Long 18 mile run planned next this coming weekend – haven’t decided the route yet – and may give the new Adizero shoes a try.
Whatever next? In the shoe at the back of the in-sole. Only spotted them when I took the new Brooks shoes off tonight after my run…
Had to scan it as soon as I spotted it but tried to scan it with the QRReader iPhone app with no success – shadows kept getting in the way. Genius Mrs. Noble – who was busy sorting out the gorgeous roses I’d got her for Valentine’s Day (care of good old M&S) – suggested taking the in-soles out… kind of obvious really.
In-soles out, app ready, QR code scanned… where does it go to? Brooks FaceBook page with a “like” button right there and a competition to win an iPad2 – not bad, a clever idea.
Sore-ish feet in the meantime after an 8 mile run in the new shoes – but new shoes so expected. Longest run in the training so far coming this weekend – 18 miles.
After a month or so running with the new shoes and new in-soles, painful feet and blisters forced me to re-assess. A quick trip back to the physio, who just said the shoes are too loose and then a few more runs with them tied up better, but still not good. Back to good old Sweatshop in Teddington today and with their fantastic 30 day returns on shoes (after you’ve tried them as much as you want). A long chat with one of the guys there and trying on new shoes, and back to Brooks, that just feel far far better on my feet – it’s so comfortable when you put your feet in them. And then a chat about marathons and the guy serving me (Tim) being very modest about his own one-time marathon run of 2 hours 35 minutes! Awesomeness right in front of me. That’s 26.2 miles at less than 6 minutes per mile. Unbelievable. Now I’m listening even more to this guy – some good training tips as well from him (including doing speed running as I’ve been doing). Then a suggestion from Tim on looking at lighter shoes – as well – to use for actually running the marathon in. Something I’d never thought of. Tried on a pair of bright yellow Adidas Adizero ones – and you can’t feel these shoes on your feet. So nice. Plan is to do the longer pace runs in these ones.
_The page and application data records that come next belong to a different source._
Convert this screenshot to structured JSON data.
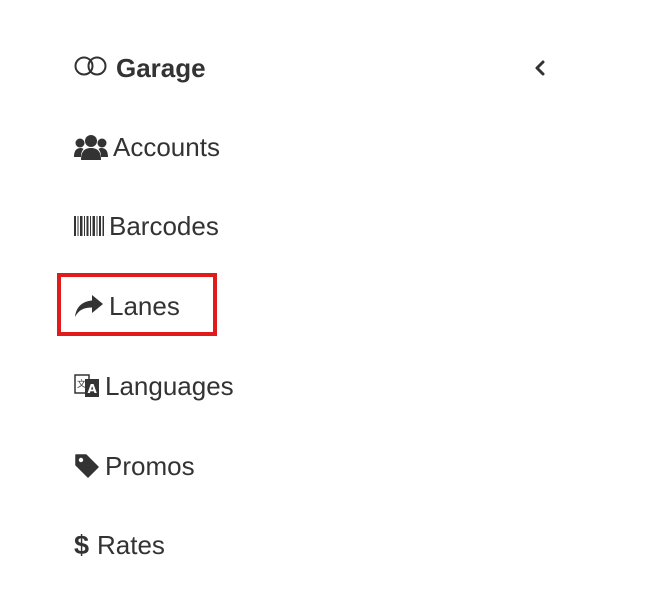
{
  "header": {
    "title": "Garage",
    "icon": "toggle-icon",
    "collapse_icon": "chevron-left-icon"
  },
  "items": [
    {
      "label": "Accounts",
      "icon": "users-icon"
    },
    {
      "label": "Barcodes",
      "icon": "barcode-icon"
    },
    {
      "label": "Lanes",
      "icon": "share-arrow-icon"
    },
    {
      "label": "Languages",
      "icon": "language-icon"
    },
    {
      "label": "Promos",
      "icon": "tag-icon"
    },
    {
      "label": "Rates",
      "icon": "dollar-icon"
    }
  ],
  "highlight": {
    "target": "Lanes",
    "color": "#e01b1b"
  },
  "colors": {
    "text": "#333333",
    "background": "#ffffff"
  }
}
A very productive trip to Sweatshop and thanks to their 30 day guarantee and great service, I got better shoes, another pair (some more socks) and paid more money but all happy.
4 good runs this week. 8 miles to start and then 9 miles the next day (at a faster pace) and then 10 the next (slightly slower). Really enjoying the 10 mile distance as well. And then a 4.5 miler on Saturday with first 5km fast (not as fast as recently though – being about -5 degrees C didn’t help). 3 planned this week with an 18 miler long one.